Exercise aim — Search the entries for the word "title". Copy every line that holds it.

*****

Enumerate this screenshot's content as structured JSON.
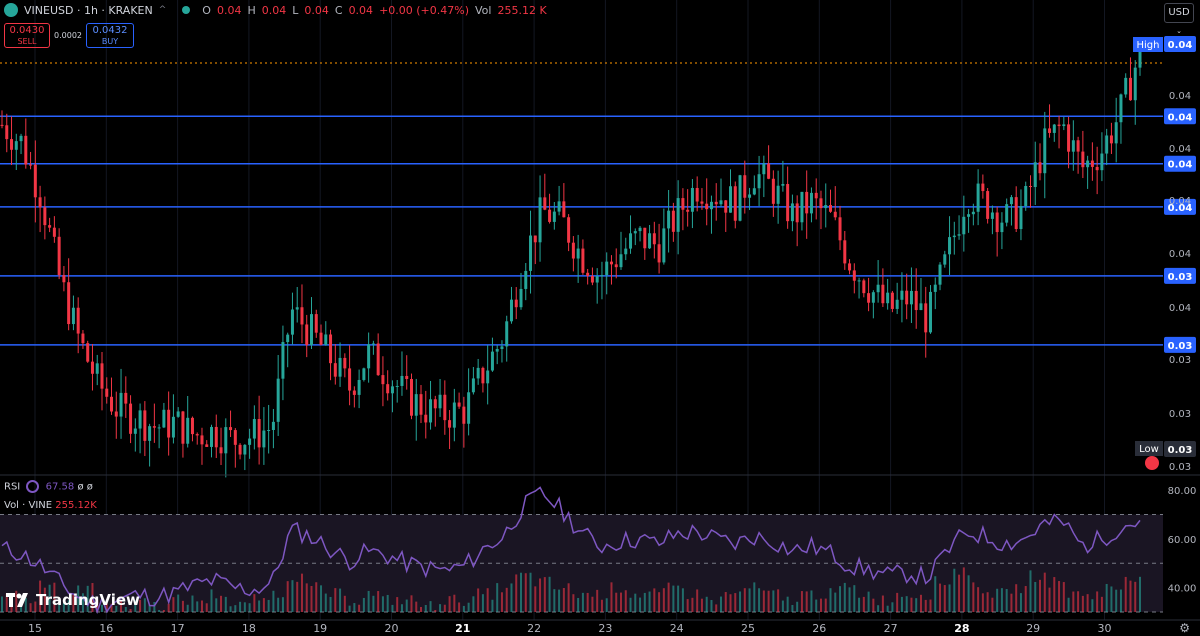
{
  "header": {
    "symbol": "VINEUSD · 1h · KRAKEN",
    "ohlc": [
      {
        "k": "O",
        "v": "0.04"
      },
      {
        "k": "H",
        "v": "0.04"
      },
      {
        "k": "L",
        "v": "0.04"
      },
      {
        "k": "C",
        "v": "0.04"
      }
    ],
    "change": "+0.00 (+0.47%)",
    "vol_label": "Vol",
    "vol_value": "255.12 K"
  },
  "trade": {
    "sell_price": "0.0430",
    "sell_label": "SELL",
    "spread": "0.0002",
    "buy_price": "0.0432",
    "buy_label": "BUY"
  },
  "currency": "USD",
  "price_axis": {
    "tick_labels": [
      "0.04",
      "0.04",
      "0.04",
      "0.04",
      "0.04",
      "0.03",
      "0.03",
      "0.03",
      "0.03"
    ],
    "high_label": "High",
    "high_value": "0.04",
    "low_label": "Low",
    "low_value": "0.03"
  },
  "horizontal_lines": [
    {
      "label": "0.04"
    },
    {
      "label": "0.04"
    },
    {
      "label": "0.04"
    },
    {
      "label": "0.03"
    },
    {
      "label": "0.03"
    }
  ],
  "time_axis": [
    "15",
    "16",
    "17",
    "18",
    "19",
    "20",
    "21",
    "22",
    "23",
    "24",
    "25",
    "26",
    "27",
    "28",
    "29",
    "30"
  ],
  "indicators": {
    "rsi_label": "RSI",
    "rsi_value": "67.58",
    "rsi_extra": "ø ø",
    "vol_label": "Vol · VINE",
    "vol_value": "255.12K",
    "rsi_ticks": [
      "80.00",
      "60.00",
      "40.00"
    ]
  },
  "branding": "TradingView",
  "colors": {
    "bull": "#26a69a",
    "bear": "#f23645",
    "hline": "#2962ff",
    "rsi": "#7e57c2",
    "high_line": "#ff9800"
  },
  "chart_data": [
    {
      "type": "candlestick",
      "title": "VINEUSD · 1h · KRAKEN",
      "x_categories": [
        "15",
        "16",
        "17",
        "18",
        "19",
        "20",
        "21",
        "22",
        "23",
        "24",
        "25",
        "26",
        "27",
        "28",
        "29",
        "30"
      ],
      "close_path": [
        0.0388,
        0.0384,
        0.0372,
        0.0352,
        0.0338,
        0.0328,
        0.0322,
        0.032,
        0.0318,
        0.0319,
        0.0316,
        0.0317,
        0.0315,
        0.0316,
        0.0318,
        0.0345,
        0.034,
        0.0334,
        0.0327,
        0.0335,
        0.033,
        0.0325,
        0.0322,
        0.0321,
        0.0322,
        0.0331,
        0.0339,
        0.0356,
        0.0368,
        0.0366,
        0.0358,
        0.0353,
        0.0358,
        0.0362,
        0.036,
        0.0367,
        0.0374,
        0.0372,
        0.037,
        0.0377,
        0.0373,
        0.0367,
        0.037,
        0.0366,
        0.0356,
        0.035,
        0.0345,
        0.0348,
        0.0343,
        0.0357,
        0.0372,
        0.037,
        0.0366,
        0.0369,
        0.0383,
        0.0388,
        0.0378,
        0.0382,
        0.0391,
        0.0405
      ],
      "hlines": [
        0.039,
        0.0379,
        0.0369,
        0.0353,
        0.0337
      ],
      "ylim": [
        0.0308,
        0.041
      ]
    },
    {
      "type": "line",
      "title": "RSI",
      "ylabel": "",
      "ylim": [
        30,
        85
      ],
      "values": [
        56,
        54,
        49,
        42,
        36,
        33,
        35,
        37,
        36,
        38,
        41,
        43,
        40,
        39,
        42,
        64,
        61,
        56,
        51,
        55,
        53,
        50,
        48,
        47,
        49,
        56,
        61,
        73,
        79,
        72,
        63,
        57,
        59,
        60,
        58,
        62,
        63,
        60,
        58,
        61,
        59,
        55,
        57,
        54,
        49,
        47,
        45,
        46,
        44,
        55,
        63,
        61,
        58,
        60,
        66,
        67,
        57,
        60,
        65,
        67.58
      ]
    },
    {
      "type": "bar",
      "title": "Vol · VINE",
      "values": [
        3,
        2,
        5,
        2,
        4,
        2,
        1,
        2,
        1,
        2,
        2,
        3,
        1,
        2,
        3,
        6,
        4,
        3,
        2,
        3,
        2,
        2,
        1,
        2,
        2,
        3,
        4,
        6,
        5,
        4,
        3,
        3,
        4,
        3,
        3,
        4,
        3,
        2,
        3,
        4,
        3,
        2,
        3,
        3,
        4,
        3,
        2,
        3,
        3,
        5,
        7,
        4,
        3,
        4,
        6,
        5,
        3,
        3,
        4,
        6
      ]
    }
  ]
}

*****

Output of the exercise —
      "title": "VINEUSD · 1h · KRAKEN",
      "title": "RSI",
      "title": "Vol · VINE",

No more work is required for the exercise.